When Dick Armey confessed to Media Matters how corrupt his old employers at FreedomWorks were, with their advertising-for-editorial swaps with Rush Limbaugh and Glenn Beck and all, what on earth did he have in mind? Was it repentance for a wicked life? Did Jesus tell him to do it, or the ghost of George Washington? Is David Brock guiding him on the leftward lurch? ("I used to think I was born conservative, Dick, like I had no choice, but I've learned that it can be cured.")
Uh, no. Turns out (via Steve Benen) he thought he was talking to L. Brent Bozell III of the Media Research Center. Apparently in the wingnut welfare world you can say anything you want and then (as mistermix says) there are editors to fix it up for you if you say anything incautious. Poor old chap!
|Image from DiveBuddy.|
These are the guys who are always telling us how we mustn't burden our grandchildren with debt. Now you know how much they really care about the little tykes.
|Eric Bolling doesn't end it all. From Mediaite.|
Just wait till the kids learn about the associative property, that's where unions come from, and the commutative property that lets all the criminals out of jail! (And hey Eric, this link's for you!)
Gov. Andrew M. Cuomo, who spent his first two years in office establishing himself as a fiscal conservative, turned left in his third annual address to the Legislature, and sought to reclaim the state’s progressive mantle.No kidding! His voice on the radio this morning wandered into Magical Mario territory, as he questioned how many bullets anybody needs to shoot a deer, and he was calling for a rise in the minimum wage, and a billion dollars for affordable housing, and money to expand the use of solar power, and all kinds of things that I can actually approve of. And the Andrew of the past two years, who sounded like a hedge-fund manager, nowhere to be seen. I hope this lasts.
|Just heard about the lasagna. (Rembrandt, ca. 1633, Städel Museum Frankfurt; from The Schwartzlist.)|

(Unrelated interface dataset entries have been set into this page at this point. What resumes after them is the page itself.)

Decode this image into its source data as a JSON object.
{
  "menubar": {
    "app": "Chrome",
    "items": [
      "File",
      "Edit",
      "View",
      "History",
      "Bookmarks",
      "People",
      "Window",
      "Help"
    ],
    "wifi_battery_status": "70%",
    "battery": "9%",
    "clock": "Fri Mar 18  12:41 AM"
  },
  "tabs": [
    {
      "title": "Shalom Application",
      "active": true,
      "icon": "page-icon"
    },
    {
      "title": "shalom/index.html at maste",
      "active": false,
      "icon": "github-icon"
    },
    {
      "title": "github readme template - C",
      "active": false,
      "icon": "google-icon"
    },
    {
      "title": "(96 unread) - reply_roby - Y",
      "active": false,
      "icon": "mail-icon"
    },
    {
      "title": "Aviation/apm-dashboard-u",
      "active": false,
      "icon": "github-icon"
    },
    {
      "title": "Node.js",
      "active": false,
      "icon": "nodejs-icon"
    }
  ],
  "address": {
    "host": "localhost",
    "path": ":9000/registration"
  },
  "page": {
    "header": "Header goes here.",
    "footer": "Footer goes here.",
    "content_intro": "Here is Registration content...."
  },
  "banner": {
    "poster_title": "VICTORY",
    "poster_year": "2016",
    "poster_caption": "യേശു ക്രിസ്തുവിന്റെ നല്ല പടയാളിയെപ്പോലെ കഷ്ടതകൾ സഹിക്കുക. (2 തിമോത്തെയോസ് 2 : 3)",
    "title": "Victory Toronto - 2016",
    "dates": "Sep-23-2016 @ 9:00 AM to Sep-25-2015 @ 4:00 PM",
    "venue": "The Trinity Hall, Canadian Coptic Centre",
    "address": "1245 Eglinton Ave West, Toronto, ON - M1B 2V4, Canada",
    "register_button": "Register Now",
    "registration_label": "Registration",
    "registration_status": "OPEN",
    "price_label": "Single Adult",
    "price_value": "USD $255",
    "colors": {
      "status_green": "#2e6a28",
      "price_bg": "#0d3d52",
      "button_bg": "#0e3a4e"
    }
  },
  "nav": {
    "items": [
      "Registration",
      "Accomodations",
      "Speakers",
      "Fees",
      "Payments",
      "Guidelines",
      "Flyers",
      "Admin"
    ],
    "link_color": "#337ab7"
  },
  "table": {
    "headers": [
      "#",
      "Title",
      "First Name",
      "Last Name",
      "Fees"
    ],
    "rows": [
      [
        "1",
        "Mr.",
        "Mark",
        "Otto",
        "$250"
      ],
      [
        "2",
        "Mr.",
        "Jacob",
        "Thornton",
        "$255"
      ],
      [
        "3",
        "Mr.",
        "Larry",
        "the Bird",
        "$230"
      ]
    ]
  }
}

I don't know anyone who doesn't fall on his knees at the thought of a luscious golden roast chicken paired with a crusty potato gratin and a sip of a fragrant red Volnay, from Burgundy. (Simply French: Patricia Wells Presents the Cuisine of Joël Robuchon, 1991)She didn't know all that many people in those days, but it was a lively crowd, as they contemplated the menu, even the cynics among them whipping off their hats, while the true believers, prostrating themselves, covered the floor.